Meanwhile, there has been an unfortunate impact on non profit boards from the tightened board oversight roles mandated by Sarbanes Oxley. True, only a few innocuous provisions apply. But financial oversight has become such a priority that it sometimes trumps furtherance of mission as the key focus of the board. Oversight is of course important, but it alone is a non-productive activity that propels nothing forward. It can blind a board to its own need for self reflection and assessment. Uncorrected board weakness in turn will define the parameters for the whole organization. Such a board will unknowingly calibrate the institutional aspirations to the limitations of the board, rather than calibrating the institution to the vision of artists and interests of the community.
"Furtherance of mission" is the key to everything. The legal responsibility of the volunteer board is to ensure that resources are directed to the mission that earned the tax-exempt status. The job is to protect the mission. The Board is drawn from the community, not from the theater, because its responsibility is to the community. Financial oversight, fundraising, donating, and hiring staff leadership are all important roles of trustees. But none can be carried out effectively if furthering the purpose of the organization isn't kept front and center.
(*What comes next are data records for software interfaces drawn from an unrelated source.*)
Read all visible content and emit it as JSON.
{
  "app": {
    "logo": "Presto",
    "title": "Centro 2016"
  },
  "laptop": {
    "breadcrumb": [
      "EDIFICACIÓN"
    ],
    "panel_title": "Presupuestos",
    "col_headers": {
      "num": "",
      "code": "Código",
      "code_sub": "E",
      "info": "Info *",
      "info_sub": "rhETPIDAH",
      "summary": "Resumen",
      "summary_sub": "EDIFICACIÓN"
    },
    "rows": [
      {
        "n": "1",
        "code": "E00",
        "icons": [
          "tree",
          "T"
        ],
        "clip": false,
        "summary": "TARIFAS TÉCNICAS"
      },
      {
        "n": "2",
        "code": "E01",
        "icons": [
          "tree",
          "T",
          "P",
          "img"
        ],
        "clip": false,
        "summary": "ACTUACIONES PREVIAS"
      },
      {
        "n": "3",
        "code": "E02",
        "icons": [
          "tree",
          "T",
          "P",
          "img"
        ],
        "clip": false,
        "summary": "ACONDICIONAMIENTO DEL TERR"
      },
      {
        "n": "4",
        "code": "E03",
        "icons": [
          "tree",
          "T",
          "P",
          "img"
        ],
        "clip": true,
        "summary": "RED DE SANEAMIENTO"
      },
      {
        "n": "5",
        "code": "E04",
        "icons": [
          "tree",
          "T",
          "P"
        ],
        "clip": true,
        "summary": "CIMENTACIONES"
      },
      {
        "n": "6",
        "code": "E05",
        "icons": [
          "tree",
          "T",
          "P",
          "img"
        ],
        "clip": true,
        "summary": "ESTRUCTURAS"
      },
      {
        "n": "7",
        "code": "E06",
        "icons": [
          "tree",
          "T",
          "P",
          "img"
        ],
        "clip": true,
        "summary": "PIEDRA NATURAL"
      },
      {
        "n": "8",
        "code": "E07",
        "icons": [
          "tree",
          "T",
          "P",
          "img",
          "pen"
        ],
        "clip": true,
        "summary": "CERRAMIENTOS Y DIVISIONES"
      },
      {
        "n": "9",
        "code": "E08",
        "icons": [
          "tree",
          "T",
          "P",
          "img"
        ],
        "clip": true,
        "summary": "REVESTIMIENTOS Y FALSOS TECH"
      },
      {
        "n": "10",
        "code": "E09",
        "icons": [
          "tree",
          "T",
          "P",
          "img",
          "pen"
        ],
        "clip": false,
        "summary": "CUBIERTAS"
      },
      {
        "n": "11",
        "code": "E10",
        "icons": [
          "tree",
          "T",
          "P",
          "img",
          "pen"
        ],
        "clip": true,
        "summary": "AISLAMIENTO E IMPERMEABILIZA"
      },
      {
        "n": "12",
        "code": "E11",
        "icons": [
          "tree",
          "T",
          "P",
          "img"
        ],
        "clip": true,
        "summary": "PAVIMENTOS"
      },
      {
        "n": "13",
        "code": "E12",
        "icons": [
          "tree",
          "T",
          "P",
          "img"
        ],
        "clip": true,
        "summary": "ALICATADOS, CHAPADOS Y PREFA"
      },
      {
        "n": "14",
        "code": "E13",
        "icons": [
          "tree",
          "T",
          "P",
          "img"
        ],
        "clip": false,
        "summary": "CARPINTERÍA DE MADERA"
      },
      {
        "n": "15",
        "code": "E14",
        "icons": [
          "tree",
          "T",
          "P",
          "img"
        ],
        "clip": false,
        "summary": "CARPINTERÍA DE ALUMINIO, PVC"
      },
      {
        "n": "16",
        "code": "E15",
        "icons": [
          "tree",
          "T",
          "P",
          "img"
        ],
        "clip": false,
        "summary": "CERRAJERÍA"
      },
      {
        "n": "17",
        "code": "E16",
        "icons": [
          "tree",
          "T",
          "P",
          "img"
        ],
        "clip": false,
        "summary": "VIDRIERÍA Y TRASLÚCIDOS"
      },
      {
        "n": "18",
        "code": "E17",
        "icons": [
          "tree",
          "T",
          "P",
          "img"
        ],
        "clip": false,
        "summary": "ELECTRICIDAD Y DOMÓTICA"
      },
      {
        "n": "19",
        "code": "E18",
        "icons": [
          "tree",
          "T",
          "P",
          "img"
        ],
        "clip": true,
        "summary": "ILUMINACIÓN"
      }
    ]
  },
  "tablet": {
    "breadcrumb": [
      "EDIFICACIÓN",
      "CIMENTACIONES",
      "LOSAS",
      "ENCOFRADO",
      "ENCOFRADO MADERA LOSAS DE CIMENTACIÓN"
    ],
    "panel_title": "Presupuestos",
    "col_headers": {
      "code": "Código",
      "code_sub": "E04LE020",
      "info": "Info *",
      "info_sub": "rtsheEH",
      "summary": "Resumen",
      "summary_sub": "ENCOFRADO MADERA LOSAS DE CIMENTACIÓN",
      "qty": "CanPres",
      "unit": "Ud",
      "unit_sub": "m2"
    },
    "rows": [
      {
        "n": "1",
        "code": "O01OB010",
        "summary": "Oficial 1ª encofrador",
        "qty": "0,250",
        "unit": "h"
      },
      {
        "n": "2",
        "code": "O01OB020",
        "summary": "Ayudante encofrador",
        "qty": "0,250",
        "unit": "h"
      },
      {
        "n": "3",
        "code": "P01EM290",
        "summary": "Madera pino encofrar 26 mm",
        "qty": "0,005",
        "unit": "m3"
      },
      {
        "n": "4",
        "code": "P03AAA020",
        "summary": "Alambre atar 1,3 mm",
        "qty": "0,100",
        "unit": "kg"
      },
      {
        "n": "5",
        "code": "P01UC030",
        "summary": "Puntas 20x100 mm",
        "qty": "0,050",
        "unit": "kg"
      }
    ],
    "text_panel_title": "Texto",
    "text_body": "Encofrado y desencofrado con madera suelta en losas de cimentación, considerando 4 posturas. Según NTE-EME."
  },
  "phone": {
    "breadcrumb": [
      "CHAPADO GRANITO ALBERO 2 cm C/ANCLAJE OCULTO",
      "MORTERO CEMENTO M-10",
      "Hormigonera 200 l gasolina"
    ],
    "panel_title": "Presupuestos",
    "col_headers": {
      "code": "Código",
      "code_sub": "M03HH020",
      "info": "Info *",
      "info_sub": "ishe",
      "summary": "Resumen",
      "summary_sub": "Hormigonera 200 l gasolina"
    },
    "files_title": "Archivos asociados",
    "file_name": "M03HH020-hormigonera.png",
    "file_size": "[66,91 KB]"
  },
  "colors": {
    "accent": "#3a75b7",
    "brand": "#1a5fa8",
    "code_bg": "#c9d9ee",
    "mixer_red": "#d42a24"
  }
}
Serving the community means that the best boards operate like a huge deep dish antenna, facing out to the community — receiving information about the community they serve and transmitting information about the theater they represent. How the board deals with what it hears and how the board transmits what it knows determines the reach, scope, vision, and potential of the organization. If that deep dish turns inward on the organization, the result can kill any forward momentum. And the community is the victim.
Over the years, I've developed some identifiable traits of the boards that inspire the best work of staff and build great organizations for their communities.
- Trustees understand the mission; know their goals and keep their eyes on the prize.
- Collectively and individually, trustees work with the staff as partners.
- Individual trustees assume personal responsibility for collective decisions.
- Board and staff discussions are open, sometimes heated, but always directed toward a unified position.
- Ideas are both welcomed and scrutinized, in an effort to be both creative and effective in addressing problems.
- Obstacles and disappointments become triggers for creative problem solving and renewed focus on priorities.
- Problems are analyzed with some depth before solutions are discussed.
- The board garners valuable information from the community and drives the organization to strengthen itself with that information.
- The board constantly evaluates its own success, evaluates the suitability of its own composition to the challenges at hand, and addresses its weakness.
- The trustees expect themselves and the staff to enjoy the process of building a great theater for a great community.